=== What to work on ===
Scan the entries and tally the lines that include the string "this". Reply with the figure alone.

=== Component data from apps and pages ===
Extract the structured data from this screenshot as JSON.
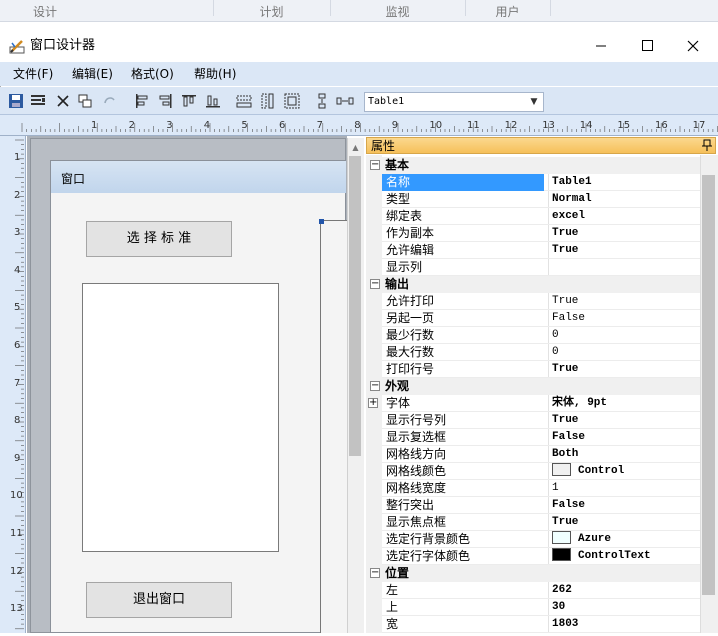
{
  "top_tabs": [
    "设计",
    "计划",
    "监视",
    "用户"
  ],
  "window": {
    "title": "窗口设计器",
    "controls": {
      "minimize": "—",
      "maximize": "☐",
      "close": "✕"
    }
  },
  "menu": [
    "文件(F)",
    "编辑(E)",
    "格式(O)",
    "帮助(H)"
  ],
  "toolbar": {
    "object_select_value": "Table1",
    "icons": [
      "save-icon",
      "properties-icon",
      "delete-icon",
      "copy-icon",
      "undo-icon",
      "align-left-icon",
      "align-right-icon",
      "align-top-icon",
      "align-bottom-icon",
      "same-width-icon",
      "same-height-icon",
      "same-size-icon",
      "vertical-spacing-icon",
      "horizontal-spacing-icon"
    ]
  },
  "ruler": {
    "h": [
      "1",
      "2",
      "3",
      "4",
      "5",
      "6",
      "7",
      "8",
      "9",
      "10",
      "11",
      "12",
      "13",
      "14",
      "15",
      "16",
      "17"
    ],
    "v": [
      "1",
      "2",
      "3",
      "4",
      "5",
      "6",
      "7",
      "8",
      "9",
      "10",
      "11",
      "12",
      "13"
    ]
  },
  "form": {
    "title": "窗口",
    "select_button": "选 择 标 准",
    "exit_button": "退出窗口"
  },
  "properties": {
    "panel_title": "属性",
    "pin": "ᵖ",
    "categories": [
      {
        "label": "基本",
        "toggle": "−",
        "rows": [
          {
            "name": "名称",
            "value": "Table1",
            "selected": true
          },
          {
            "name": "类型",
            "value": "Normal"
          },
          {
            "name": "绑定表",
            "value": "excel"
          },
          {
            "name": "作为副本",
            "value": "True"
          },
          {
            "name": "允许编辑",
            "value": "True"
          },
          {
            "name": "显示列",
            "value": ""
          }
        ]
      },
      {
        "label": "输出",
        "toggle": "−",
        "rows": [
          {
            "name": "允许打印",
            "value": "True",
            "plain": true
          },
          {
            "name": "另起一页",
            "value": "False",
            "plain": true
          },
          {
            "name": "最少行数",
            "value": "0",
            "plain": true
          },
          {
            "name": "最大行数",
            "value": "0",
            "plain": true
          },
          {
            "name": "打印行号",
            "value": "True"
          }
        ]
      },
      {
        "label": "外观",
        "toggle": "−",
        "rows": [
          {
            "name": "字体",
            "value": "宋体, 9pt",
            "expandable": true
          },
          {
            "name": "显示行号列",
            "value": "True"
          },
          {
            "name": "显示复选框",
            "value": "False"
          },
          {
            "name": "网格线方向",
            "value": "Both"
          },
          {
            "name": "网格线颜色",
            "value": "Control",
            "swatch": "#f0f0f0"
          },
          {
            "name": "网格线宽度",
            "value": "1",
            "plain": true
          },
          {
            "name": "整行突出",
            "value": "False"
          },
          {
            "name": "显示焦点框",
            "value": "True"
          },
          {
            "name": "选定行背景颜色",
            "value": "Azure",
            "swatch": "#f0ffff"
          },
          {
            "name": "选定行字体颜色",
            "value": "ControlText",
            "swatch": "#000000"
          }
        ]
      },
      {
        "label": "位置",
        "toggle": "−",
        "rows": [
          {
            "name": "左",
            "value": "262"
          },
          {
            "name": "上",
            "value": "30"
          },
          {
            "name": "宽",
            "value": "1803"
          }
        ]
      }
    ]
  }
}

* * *

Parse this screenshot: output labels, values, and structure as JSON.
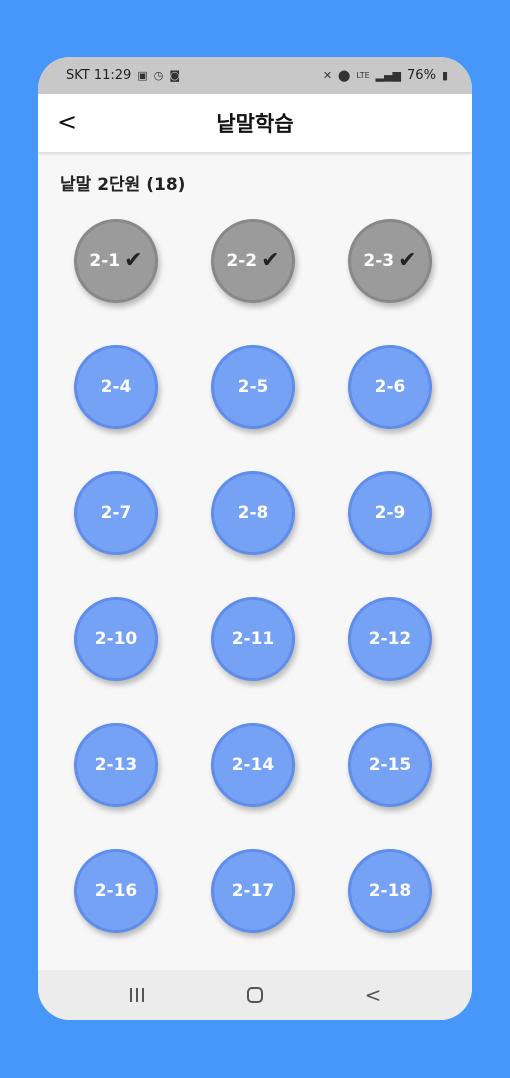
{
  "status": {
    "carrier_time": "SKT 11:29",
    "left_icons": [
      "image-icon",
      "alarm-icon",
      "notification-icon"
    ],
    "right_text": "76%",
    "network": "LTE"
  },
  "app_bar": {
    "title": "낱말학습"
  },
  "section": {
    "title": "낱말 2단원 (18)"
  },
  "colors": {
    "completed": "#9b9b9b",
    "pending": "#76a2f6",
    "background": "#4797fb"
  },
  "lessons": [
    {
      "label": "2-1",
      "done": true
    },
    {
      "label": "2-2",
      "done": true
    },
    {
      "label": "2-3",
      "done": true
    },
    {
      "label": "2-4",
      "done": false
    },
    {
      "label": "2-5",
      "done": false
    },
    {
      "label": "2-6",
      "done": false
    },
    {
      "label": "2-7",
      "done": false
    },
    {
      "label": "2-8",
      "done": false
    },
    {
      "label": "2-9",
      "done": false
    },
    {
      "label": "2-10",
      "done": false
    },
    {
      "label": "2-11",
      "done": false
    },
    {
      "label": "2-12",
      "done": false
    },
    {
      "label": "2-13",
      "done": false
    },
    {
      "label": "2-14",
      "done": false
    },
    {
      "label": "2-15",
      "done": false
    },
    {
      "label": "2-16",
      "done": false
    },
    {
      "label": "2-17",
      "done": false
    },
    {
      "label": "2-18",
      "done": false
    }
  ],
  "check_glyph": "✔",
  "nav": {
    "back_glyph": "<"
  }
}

=== Worked solution ===
2